The rapid increase in the magnitude of anthelmintic resistance towards commercial chemical anthelmintics, calls for alternative methods to complement treatment or replace anthelmintics. During the last two decades more and more calls have been made for a holistic management solution. Recent studies on breeding for resistant animals and bioactive forages highlight the potential of these to contribute towards parasite control.
For this study, gastrointestinal infection in a merino flock was investigated by means of faecal egg counts (FEC). The level of parasite infection in weaned merino lambs in their first summer could be linked to weather conditions. Anthelmintic resistance in the flock was quantified and compared to the resistance level some years earlier.
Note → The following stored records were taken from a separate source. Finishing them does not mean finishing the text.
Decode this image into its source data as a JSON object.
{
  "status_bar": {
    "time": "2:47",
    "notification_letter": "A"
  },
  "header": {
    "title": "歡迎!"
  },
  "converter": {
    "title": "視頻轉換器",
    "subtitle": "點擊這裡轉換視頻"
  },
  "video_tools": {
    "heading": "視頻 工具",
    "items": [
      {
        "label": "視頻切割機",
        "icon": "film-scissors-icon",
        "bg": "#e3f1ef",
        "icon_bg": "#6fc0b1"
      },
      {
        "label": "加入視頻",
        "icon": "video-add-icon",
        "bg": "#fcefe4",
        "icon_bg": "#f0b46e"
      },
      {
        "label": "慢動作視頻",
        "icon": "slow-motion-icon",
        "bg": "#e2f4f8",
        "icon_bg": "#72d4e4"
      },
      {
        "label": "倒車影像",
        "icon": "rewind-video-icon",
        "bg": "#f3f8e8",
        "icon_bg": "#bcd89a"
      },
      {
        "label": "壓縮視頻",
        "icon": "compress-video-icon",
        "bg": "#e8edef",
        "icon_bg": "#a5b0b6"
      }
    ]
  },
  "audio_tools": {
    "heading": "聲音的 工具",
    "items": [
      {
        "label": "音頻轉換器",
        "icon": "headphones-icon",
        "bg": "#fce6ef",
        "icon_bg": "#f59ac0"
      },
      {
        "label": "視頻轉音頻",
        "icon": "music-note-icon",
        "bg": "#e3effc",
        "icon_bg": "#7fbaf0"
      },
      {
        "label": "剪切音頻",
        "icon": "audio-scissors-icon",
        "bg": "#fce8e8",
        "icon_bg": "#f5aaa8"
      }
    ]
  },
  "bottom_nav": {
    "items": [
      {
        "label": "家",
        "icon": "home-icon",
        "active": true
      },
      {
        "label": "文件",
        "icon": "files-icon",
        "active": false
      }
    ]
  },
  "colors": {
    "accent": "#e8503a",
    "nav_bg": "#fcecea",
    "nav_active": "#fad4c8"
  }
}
Within the flock, 18% of the ewes appeared to be resistant with consistently (P<0.05) lower FEC than the rest of the flock.
Lespedeza cuneata, a tannin-containing legume, is, according to scientific literature, one of the promising bioactive forages. Depending on the level of condensed tannin (CT), ruminant digestion can be complemented or compromised by the tannins. Small plot trials were conducted to establish production criteria for L. cuneata, currently lacking in South Africa. The grand mean dry mass (DM) yield for the first growing season, (characterized by above normal rainfall), was 8.3 t ha-1, compared to the 2.56 t ha-1 for the second growing season, (characterized by below normal rainfall). Highly significant differences (P<0.001) were measured between the yields produced under different cutting frequencies (6, 8 and 12 weeks) and cutting heights (5 cm and 15 cm). Except for crude protein levels, ADF (acid detergent fibre) and NDF (neutral detergent fibre) analysis of the complete plant indicated a less acceptable nutritional quality. Since sheep selected leaves during grazing, separated leaf samples were analysed. Chemical feed analyses of leaves were more favourable, compared to feed analysis of the whole plant. The condensed tannin (CT) content of leaves increased significantly (P<0.05) with increased moisture stress and varied between 24.5 and 122 g kg-1 DM over the growing seasons. Different dried herbage diets were offered to Merino ewes in a follow-up trial to evaluate the anthelmintic properties of the forage. The leaf portion of Lespedeza cuneata hay and Medicago sativa hay was offered ad libitum to confined sheep. Lespedeza cuneata is a tannin rich legume, while Medicago sativa, known for its very low tannin content, was used as control. FEC were significantly (P<0.05) lower in the Lespedeza group after 35 days.
To determine the influence of condensed tannin (CT) level on the hatch efficacy of Haemonchus contortus eggs, acetone leaf extracts of L. cuneata plants with different condensed tannin contents (73.5, 88, 102 and 122 g kg-1 DM) were tested in an in vitro assay on H. contortus eggs. Concentrations of between 0.63 and 20 mg ml-1 were used in the assay. Concentrations higher than 10 mg ml-1 led to complete inhibition of egg hatching with all the plant extracts regardless of CT content. A typical dose related response of the extracts of plants with very high tannin content was found, but not with plant extracts containing lower tannin concentrations.
The results of the study indicate that L. cuneata can be incorporated in a fodder flow programme as an alternative or complementary strategy to other methods, to manage the detrimental effect of gastrointestinal parasites in sheep.